Problem to work on →
Should a line below contain the word "legend", report it.

• • •

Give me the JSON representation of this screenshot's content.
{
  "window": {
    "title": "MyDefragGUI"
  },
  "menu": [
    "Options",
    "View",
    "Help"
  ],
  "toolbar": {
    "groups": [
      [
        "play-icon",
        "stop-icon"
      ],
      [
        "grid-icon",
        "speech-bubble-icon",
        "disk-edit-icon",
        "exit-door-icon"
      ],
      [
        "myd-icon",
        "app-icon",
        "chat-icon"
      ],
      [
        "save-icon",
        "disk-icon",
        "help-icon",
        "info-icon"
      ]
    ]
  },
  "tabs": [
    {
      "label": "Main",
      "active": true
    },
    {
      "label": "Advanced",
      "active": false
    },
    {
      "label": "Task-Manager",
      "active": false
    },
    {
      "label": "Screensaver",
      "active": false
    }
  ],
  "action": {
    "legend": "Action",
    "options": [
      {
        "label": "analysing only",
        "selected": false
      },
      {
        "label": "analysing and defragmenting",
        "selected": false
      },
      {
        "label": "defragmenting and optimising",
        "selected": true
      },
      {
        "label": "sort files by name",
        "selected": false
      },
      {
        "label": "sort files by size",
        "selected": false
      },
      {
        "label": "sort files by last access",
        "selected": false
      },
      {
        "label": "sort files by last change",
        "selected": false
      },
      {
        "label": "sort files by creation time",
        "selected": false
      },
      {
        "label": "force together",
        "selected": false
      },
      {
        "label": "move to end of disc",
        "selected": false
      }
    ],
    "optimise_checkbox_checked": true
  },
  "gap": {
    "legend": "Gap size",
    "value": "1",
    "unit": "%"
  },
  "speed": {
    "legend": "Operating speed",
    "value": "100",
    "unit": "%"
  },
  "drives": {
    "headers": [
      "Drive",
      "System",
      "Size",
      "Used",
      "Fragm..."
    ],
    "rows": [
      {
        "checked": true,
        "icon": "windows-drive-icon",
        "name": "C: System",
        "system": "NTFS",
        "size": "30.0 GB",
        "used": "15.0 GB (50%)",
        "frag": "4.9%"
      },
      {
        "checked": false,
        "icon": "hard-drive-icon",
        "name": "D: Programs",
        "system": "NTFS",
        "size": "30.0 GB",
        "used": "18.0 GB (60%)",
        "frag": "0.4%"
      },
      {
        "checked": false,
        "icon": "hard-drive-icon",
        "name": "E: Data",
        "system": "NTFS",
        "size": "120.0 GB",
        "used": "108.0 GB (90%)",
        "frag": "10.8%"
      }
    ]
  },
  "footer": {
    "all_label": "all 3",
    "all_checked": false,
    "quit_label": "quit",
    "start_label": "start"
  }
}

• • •

Solution to this task →
    "legend": "Action",
    "legend": "Gap size",
    "legend": "Operating speed",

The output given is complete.